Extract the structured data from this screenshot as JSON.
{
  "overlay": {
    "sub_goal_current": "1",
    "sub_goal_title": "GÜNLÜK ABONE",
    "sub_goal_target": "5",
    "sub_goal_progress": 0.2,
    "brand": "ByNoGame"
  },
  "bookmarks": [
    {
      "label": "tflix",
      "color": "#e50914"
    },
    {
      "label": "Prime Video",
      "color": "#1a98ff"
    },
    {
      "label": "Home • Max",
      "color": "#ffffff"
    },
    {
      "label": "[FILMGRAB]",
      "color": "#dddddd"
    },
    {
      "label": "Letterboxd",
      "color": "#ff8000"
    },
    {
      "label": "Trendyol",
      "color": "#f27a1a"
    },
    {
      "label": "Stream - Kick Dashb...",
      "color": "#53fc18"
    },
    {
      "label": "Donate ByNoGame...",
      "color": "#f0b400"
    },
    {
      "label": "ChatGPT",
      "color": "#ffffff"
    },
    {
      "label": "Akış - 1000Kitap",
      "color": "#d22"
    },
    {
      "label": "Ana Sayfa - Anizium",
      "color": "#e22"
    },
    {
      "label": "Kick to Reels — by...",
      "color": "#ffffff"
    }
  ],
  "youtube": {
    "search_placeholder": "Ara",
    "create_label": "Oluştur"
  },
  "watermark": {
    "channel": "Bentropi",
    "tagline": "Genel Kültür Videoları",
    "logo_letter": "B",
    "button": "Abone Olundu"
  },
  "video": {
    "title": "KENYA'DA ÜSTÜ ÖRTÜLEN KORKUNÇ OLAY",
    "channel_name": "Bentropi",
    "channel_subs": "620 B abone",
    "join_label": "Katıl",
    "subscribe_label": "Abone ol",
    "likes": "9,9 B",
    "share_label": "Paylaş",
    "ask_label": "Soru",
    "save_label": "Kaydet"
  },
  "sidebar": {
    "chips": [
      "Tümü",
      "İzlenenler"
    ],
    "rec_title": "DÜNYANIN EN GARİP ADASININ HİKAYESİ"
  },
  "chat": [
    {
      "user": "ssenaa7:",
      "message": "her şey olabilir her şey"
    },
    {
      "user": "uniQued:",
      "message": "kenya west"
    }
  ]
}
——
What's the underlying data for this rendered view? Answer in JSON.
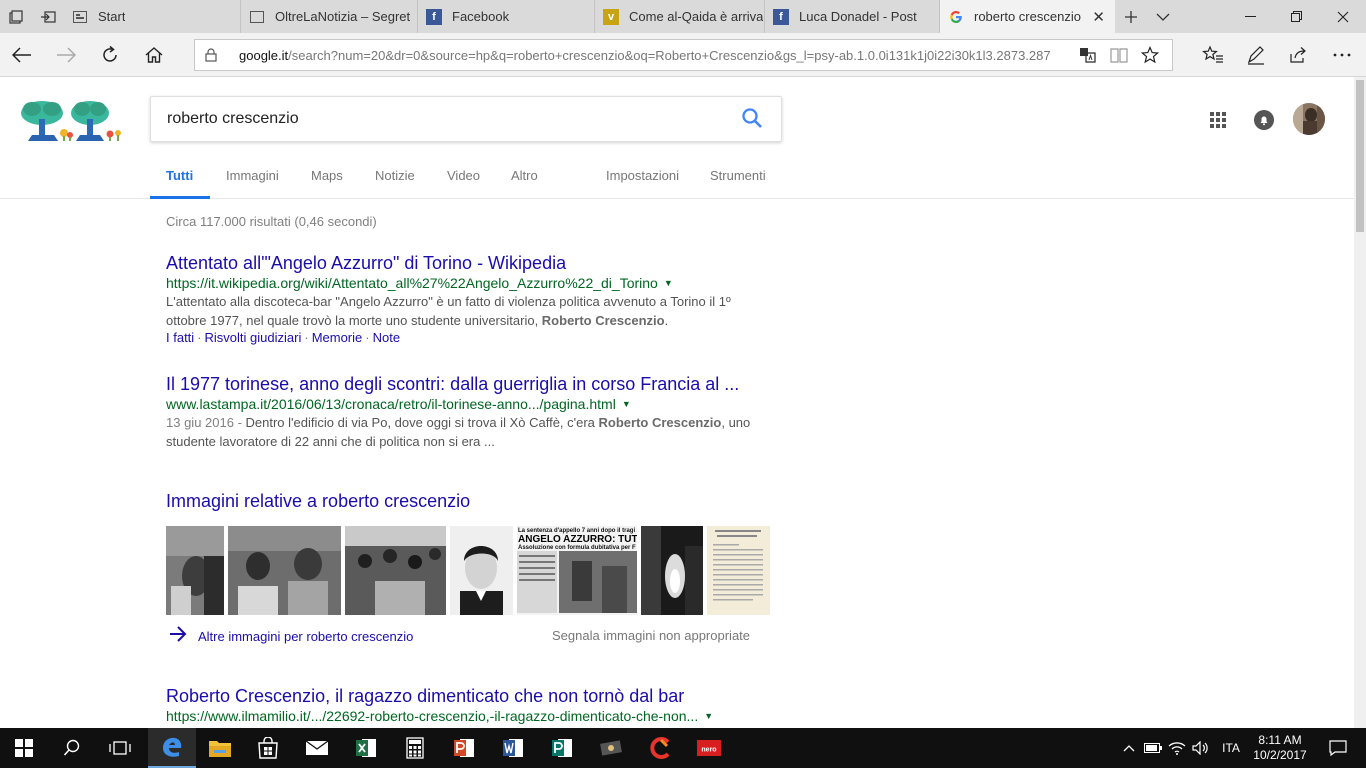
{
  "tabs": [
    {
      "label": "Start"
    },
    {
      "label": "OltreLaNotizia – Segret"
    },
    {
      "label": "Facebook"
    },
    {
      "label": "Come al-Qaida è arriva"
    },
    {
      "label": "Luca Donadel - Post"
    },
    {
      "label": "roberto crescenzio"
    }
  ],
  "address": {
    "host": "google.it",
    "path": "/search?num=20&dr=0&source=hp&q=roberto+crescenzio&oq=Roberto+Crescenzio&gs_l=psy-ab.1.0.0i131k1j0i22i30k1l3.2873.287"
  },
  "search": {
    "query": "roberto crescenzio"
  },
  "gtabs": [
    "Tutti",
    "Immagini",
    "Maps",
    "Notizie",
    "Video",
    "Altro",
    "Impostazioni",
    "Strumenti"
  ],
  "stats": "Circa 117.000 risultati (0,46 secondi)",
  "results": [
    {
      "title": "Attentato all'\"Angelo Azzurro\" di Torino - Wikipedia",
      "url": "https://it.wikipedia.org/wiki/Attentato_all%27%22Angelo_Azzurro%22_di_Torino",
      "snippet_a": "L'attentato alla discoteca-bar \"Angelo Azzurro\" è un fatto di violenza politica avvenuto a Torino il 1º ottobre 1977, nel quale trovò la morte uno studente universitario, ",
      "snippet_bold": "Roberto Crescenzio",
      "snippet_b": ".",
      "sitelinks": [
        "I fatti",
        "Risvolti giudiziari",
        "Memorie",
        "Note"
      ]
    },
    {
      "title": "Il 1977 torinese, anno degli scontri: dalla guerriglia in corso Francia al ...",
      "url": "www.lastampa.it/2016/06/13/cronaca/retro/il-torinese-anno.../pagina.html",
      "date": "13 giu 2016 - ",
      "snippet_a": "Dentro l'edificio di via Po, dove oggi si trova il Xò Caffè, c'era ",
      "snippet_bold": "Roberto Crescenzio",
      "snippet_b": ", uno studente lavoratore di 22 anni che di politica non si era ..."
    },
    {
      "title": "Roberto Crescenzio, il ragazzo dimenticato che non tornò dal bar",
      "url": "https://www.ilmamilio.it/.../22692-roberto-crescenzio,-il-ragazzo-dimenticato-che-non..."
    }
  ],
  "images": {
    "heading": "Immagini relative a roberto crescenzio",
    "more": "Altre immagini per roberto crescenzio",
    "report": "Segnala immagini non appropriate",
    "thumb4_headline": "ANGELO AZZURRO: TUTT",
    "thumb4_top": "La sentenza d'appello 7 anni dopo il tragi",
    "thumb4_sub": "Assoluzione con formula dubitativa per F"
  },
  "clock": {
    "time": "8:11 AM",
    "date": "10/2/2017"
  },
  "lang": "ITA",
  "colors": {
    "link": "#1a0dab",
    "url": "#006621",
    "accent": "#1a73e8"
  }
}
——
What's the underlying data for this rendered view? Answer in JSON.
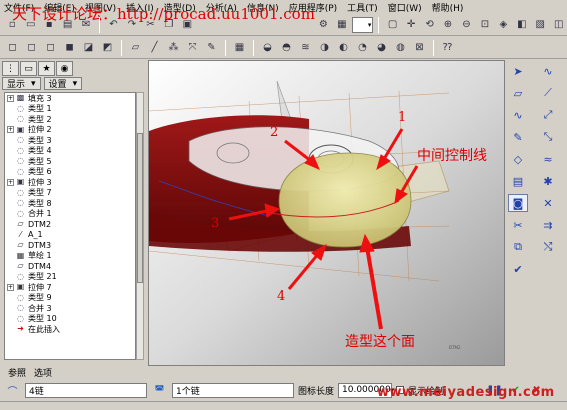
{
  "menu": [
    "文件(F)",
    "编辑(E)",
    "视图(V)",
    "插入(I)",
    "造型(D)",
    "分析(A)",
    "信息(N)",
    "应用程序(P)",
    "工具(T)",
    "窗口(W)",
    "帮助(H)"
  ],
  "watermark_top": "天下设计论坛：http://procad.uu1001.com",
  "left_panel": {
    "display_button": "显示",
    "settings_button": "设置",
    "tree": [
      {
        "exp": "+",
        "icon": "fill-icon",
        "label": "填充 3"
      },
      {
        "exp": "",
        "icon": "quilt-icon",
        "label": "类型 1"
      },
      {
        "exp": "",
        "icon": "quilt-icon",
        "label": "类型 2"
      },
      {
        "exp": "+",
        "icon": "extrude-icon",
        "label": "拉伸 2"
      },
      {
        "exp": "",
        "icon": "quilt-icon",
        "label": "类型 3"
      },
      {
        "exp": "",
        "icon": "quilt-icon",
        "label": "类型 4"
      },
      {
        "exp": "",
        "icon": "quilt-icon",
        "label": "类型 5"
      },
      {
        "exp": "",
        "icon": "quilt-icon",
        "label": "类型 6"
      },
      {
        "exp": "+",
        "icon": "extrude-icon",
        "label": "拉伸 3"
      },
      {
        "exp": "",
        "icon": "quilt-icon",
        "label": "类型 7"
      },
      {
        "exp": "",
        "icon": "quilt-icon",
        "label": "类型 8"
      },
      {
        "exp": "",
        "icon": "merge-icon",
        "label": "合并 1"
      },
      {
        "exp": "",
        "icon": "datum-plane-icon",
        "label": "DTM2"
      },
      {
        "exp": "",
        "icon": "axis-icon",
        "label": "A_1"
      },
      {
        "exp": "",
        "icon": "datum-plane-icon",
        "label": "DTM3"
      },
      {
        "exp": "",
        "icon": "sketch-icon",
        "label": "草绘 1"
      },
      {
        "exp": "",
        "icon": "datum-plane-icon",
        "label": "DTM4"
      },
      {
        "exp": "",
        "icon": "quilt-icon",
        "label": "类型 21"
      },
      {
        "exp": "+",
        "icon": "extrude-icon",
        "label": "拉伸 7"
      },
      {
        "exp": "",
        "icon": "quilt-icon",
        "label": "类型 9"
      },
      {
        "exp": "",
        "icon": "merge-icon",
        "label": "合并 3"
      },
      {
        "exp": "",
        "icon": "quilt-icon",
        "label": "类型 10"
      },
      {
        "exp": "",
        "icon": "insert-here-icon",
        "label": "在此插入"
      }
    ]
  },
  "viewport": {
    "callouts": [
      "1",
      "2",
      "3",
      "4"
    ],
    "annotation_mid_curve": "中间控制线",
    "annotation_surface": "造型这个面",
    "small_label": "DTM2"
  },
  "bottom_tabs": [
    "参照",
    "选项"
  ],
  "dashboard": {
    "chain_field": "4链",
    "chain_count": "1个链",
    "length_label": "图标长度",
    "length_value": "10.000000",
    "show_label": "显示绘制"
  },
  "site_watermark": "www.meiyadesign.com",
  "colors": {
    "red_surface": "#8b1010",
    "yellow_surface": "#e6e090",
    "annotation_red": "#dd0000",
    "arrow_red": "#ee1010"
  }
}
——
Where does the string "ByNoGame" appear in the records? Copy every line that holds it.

    "brand": "ByNoGame"
      "label": "Donate ByNoGame...",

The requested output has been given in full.